═══ ENTRIES PROVIDED ═══
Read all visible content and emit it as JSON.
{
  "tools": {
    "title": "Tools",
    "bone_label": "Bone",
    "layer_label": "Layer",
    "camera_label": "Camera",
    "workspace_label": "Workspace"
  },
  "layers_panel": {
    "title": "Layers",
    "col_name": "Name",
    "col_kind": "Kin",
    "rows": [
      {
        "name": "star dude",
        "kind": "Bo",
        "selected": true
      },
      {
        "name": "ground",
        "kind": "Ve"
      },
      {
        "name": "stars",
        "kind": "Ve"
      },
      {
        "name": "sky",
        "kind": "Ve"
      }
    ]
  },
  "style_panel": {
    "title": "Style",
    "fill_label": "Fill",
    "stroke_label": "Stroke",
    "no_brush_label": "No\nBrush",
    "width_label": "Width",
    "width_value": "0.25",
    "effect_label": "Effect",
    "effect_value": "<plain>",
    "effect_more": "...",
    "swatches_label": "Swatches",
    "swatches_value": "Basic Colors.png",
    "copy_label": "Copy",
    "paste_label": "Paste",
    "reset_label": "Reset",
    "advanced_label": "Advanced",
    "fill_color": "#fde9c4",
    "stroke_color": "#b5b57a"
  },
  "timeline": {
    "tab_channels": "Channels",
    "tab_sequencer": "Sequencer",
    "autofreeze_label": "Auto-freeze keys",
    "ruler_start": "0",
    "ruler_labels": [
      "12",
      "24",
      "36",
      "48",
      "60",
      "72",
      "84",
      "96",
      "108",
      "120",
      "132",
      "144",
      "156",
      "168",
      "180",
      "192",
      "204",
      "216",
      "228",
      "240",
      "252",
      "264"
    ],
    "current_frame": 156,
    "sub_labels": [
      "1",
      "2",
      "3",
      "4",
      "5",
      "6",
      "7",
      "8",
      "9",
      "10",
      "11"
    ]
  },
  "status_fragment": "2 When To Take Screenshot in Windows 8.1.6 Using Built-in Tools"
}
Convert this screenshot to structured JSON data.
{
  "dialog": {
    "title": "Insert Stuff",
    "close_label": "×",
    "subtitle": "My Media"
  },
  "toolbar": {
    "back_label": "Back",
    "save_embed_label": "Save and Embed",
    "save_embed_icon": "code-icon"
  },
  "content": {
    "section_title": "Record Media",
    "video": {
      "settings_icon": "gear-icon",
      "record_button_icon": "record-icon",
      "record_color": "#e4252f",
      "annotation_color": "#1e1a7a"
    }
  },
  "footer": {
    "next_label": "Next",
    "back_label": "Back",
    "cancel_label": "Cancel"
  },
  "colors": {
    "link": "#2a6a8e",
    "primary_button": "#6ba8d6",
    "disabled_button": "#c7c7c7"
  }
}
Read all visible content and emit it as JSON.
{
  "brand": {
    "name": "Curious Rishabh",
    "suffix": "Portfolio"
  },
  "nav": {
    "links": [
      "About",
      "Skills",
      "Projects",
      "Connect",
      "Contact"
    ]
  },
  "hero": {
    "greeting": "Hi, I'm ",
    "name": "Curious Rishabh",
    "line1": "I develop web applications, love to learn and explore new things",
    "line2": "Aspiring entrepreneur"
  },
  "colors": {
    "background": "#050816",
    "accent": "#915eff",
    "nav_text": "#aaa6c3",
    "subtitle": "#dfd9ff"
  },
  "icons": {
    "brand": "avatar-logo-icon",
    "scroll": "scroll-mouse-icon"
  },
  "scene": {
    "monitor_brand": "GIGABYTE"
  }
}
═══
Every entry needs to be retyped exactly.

Read all visible content and emit it as JSON.
{
  "tools": {
    "title": "Tools",
    "bone_label": "Bone",
    "layer_label": "Layer",
    "camera_label": "Camera",
    "workspace_label": "Workspace"
  },
  "layers_panel": {
    "title": "Layers",
    "col_name": "Name",
    "col_kind": "Kin",
    "rows": [
      {
        "name": "star dude",
        "kind": "Bo",
        "selected": true
      },
      {
        "name": "ground",
        "kind": "Ve"
      },
      {
        "name": "stars",
        "kind": "Ve"
      },
      {
        "name": "sky",
        "kind": "Ve"
      }
    ]
  },
  "style_panel": {
    "title": "Style",
    "fill_label": "Fill",
    "stroke_label": "Stroke",
    "no_brush_label": "No\nBrush",
    "width_label": "Width",
    "width_value": "0.25",
    "effect_label": "Effect",
    "effect_value": "<plain>",
    "effect_more": "...",
    "swatches_label": "Swatches",
    "swatches_value": "Basic Colors.png",
    "copy_label": "Copy",
    "paste_label": "Paste",
    "reset_label": "Reset",
    "advanced_label": "Advanced",
    "fill_color": "#fde9c4",
    "stroke_color": "#b5b57a"
  },
  "timeline": {
    "tab_channels": "Channels",
    "tab_sequencer": "Sequencer",
    "autofreeze_label": "Auto-freeze keys",
    "ruler_start": "0",
    "ruler_labels": [
      "12",
      "24",
      "36",
      "48",
      "60",
      "72",
      "84",
      "96",
      "108",
      "120",
      "132",
      "144",
      "156",
      "168",
      "180",
      "192",
      "204",
      "216",
      "228",
      "240",
      "252",
      "264"
    ],
    "current_frame": 156,
    "sub_labels": [
      "1",
      "2",
      "3",
      "4",
      "5",
      "6",
      "7",
      "8",
      "9",
      "10",
      "11"
    ]
  },
  "status_fragment": "2 When To Take Screenshot in Windows 8.1.6 Using Built-in Tools"
}
Convert this screenshot to structured JSON data.
{
  "dialog": {
    "title": "Insert Stuff",
    "close_label": "×",
    "subtitle": "My Media"
  },
  "toolbar": {
    "back_label": "Back",
    "save_embed_label": "Save and Embed",
    "save_embed_icon": "code-icon"
  },
  "content": {
    "section_title": "Record Media",
    "video": {
      "settings_icon": "gear-icon",
      "record_button_icon": "record-icon",
      "record_color": "#e4252f",
      "annotation_color": "#1e1a7a"
    }
  },
  "footer": {
    "next_label": "Next",
    "back_label": "Back",
    "cancel_label": "Cancel"
  },
  "colors": {
    "link": "#2a6a8e",
    "primary_button": "#6ba8d6",
    "disabled_button": "#c7c7c7"
  }
}
Read all visible content and emit it as JSON.
{
  "brand": {
    "name": "Curious Rishabh",
    "suffix": "Portfolio"
  },
  "nav": {
    "links": [
      "About",
      "Skills",
      "Projects",
      "Connect",
      "Contact"
    ]
  },
  "hero": {
    "greeting": "Hi, I'm ",
    "name": "Curious Rishabh",
    "line1": "I develop web applications, love to learn and explore new things",
    "line2": "Aspiring entrepreneur"
  },
  "colors": {
    "background": "#050816",
    "accent": "#915eff",
    "nav_text": "#aaa6c3",
    "subtitle": "#dfd9ff"
  },
  "icons": {
    "brand": "avatar-logo-icon",
    "scroll": "scroll-mouse-icon"
  },
  "scene": {
    "monitor_brand": "GIGABYTE"
  }
}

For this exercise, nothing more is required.